Beryl continues to move to the west-northwest at around 20 mph. A slight increase in forward speed is expected over the next 24-36 hours as the hurricane remains on the south side of strong ridge of high pressure over the Atlantic. The center of Beryl will move away from the southern Windward Islands tonight and pass quickly westward to west-northwestward during the next few days. On the forecast track, the center of Beryl will move across the southeastern and central Caribbean Sea tonight through Wednesday.

The latest guidance and ensembles have shown a fairly significant adjustment of the track forecast to the left,( or south) as the hurricane approaches the Yucatan Peninsula late this week as a result of stronger mid level ridging over the southern US and Gulf of Mexico and the potential for Beryl to weaken as it moves toward the western Caribbean Sea. An increase in westerly shear is expected by midweek, which is expected to induce some weakening while Beryl moves across the central and northwestern Caribbean Sea. This is reflected in the latest NHC prediction that follows the multi-model consensus trends. Regardless, Beryl is forecast to remain a powerful hurricane through late this week.


There remains a great amount of uncertainty on the ultimate track of Beryl once it crosses the Yucatan as several factors remain in play. The intensity and location of where Beryl enters the southern Gulf, the intensity of the high pressure ridge over the southern US, and the position and intensity of a trough over the central and northern plains. The majority of the forecast model solutions continue to show a path into northern Mexico, although a turn a little further to the north cannot be ruled out. Stay tuned for further updates over the next few days.

Disturbed Weather in the Central Tropical Atlantic

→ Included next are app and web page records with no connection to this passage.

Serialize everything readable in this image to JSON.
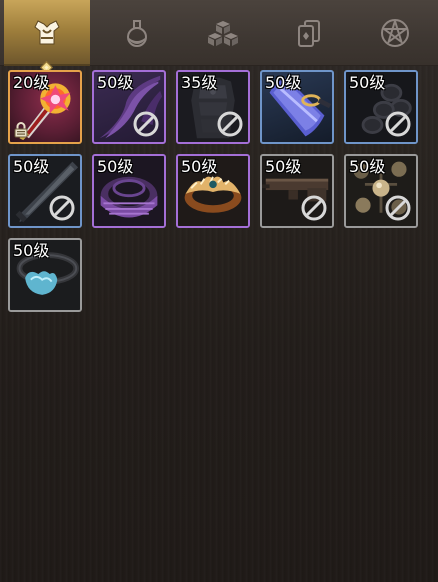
{
  "tabs": [
    {
      "id": "equipment",
      "icon": "armor-icon",
      "active": true
    },
    {
      "id": "potion",
      "icon": "potion-icon",
      "active": false
    },
    {
      "id": "materials",
      "icon": "cubes-icon",
      "active": false
    },
    {
      "id": "cards",
      "icon": "cards-icon",
      "active": false
    },
    {
      "id": "pentagram",
      "icon": "pentagram-icon",
      "active": false
    }
  ],
  "items": [
    {
      "level": "20级",
      "quality": "orange",
      "art": "fire-staff",
      "locked": true,
      "restricted": false
    },
    {
      "level": "50级",
      "quality": "purple",
      "art": "purple-cloak",
      "locked": false,
      "restricted": true
    },
    {
      "level": "35级",
      "quality": "purple",
      "art": "dark-armor",
      "locked": false,
      "restricted": true
    },
    {
      "level": "50级",
      "quality": "blue",
      "art": "blue-axe",
      "locked": false,
      "restricted": false
    },
    {
      "level": "50级",
      "quality": "blue",
      "art": "chain",
      "locked": false,
      "restricted": true
    },
    {
      "level": "50级",
      "quality": "blue",
      "art": "dark-blade",
      "locked": false,
      "restricted": true
    },
    {
      "level": "50级",
      "quality": "purple",
      "art": "purple-belt",
      "locked": false,
      "restricted": false
    },
    {
      "level": "50级",
      "quality": "purple",
      "art": "gold-ring",
      "locked": false,
      "restricted": false
    },
    {
      "level": "50级",
      "quality": "gray",
      "art": "gun",
      "locked": false,
      "restricted": true
    },
    {
      "level": "50级",
      "quality": "gray",
      "art": "orbs",
      "locked": false,
      "restricted": true
    },
    {
      "level": "50级",
      "quality": "gray",
      "art": "ice-collar",
      "locked": false,
      "restricted": false
    }
  ],
  "colors": {
    "tab_active": "#c8a55a",
    "quality_orange": "#e5a24a",
    "quality_purple": "#a46fd7",
    "quality_blue": "#6f95c9",
    "quality_gray": "#9a9a9a"
  }
}
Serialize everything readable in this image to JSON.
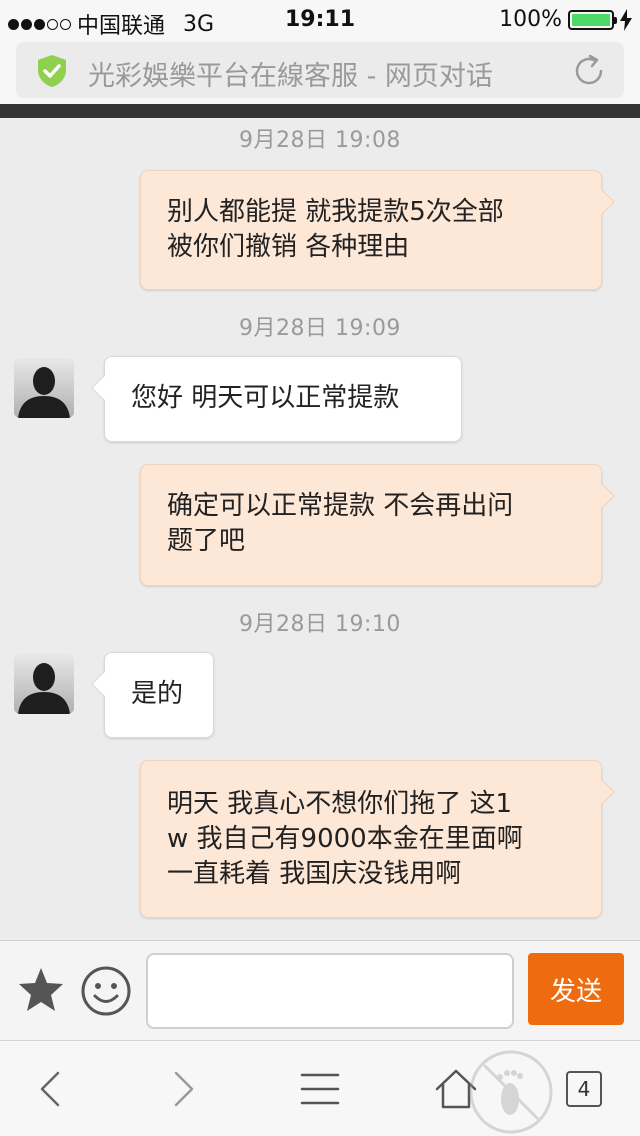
{
  "status_bar": {
    "carrier": "中国联通",
    "network": "3G",
    "time": "19:11",
    "battery": "100%",
    "signal_bars": 3,
    "battery_level": 1.0
  },
  "address_bar": {
    "title": "光彩娛樂平台在線客服 - 网页对话"
  },
  "chat": {
    "messages": [
      {
        "type": "timestamp",
        "text": "9月28日 19:08"
      },
      {
        "type": "outgoing",
        "lines": [
          "别人都能提 就我提款5次全部",
          "被你们撤销 各种理由"
        ]
      },
      {
        "type": "timestamp",
        "text": "9月28日 19:09"
      },
      {
        "type": "incoming",
        "lines": [
          "您好 明天可以正常提款"
        ]
      },
      {
        "type": "outgoing",
        "lines": [
          "确定可以正常提款 不会再出问",
          "题了吧"
        ]
      },
      {
        "type": "timestamp",
        "text": "9月28日 19:10"
      },
      {
        "type": "incoming",
        "lines": [
          "是的"
        ]
      },
      {
        "type": "outgoing",
        "lines": [
          "明天 我真心不想你们拖了 这1",
          "w 我自己有9000本金在里面啊",
          "一直耗着 我国庆没钱用啊"
        ]
      }
    ]
  },
  "input_bar": {
    "message_value": "",
    "send_label": "发送"
  },
  "toolbar": {
    "tab_count": "4"
  },
  "colors": {
    "outgoing_bubble": "#fde7d6",
    "incoming_bubble": "#ffffff",
    "send_button": "#ee6b0f",
    "shield": "#8fd14f",
    "battery": "#4cd964"
  },
  "icons": [
    "shield-check-icon",
    "refresh-icon",
    "star-icon",
    "smiley-icon",
    "back-icon",
    "forward-icon",
    "menu-icon",
    "home-icon",
    "footprint-icon"
  ]
}
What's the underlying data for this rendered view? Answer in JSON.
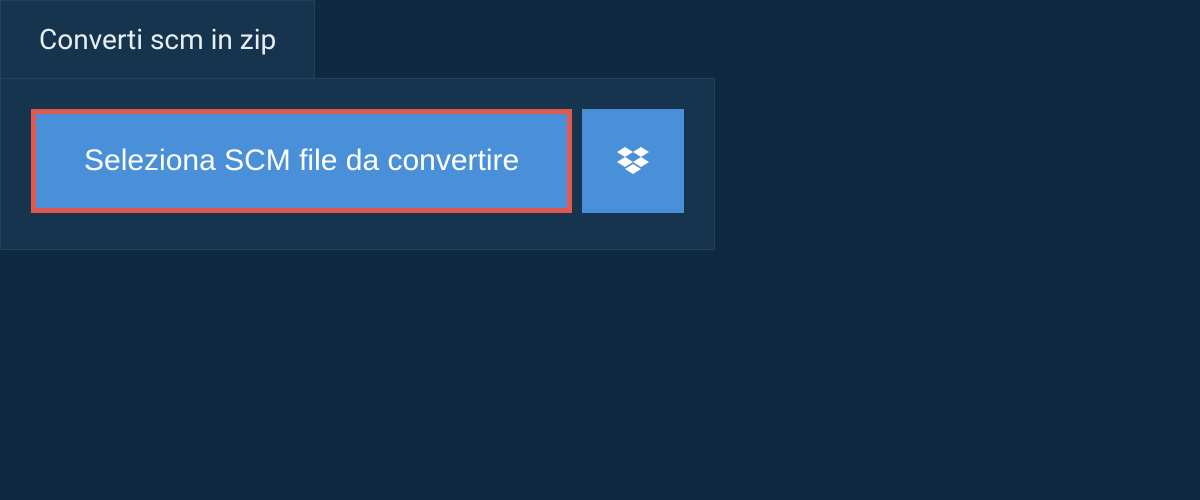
{
  "tab": {
    "label": "Converti scm in zip"
  },
  "actions": {
    "select_file_label": "Seleziona SCM file da convertire"
  }
}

Showers and thunderstorms continue in association with an area of low pressure located over 1000 miles east-southeast of the Windward Islands. Environmental conditions appear marginally conducive for additional development of this system, and a tropical depression could form by the middle part of this week while it moves generally westward at 15 to 20 mph across the central and western tropical Atlantic.


NHC forecasters are giving this system a 20 percent chance for tropical development over the next two days, and a 50 percent chance for tropical development over the next seven days.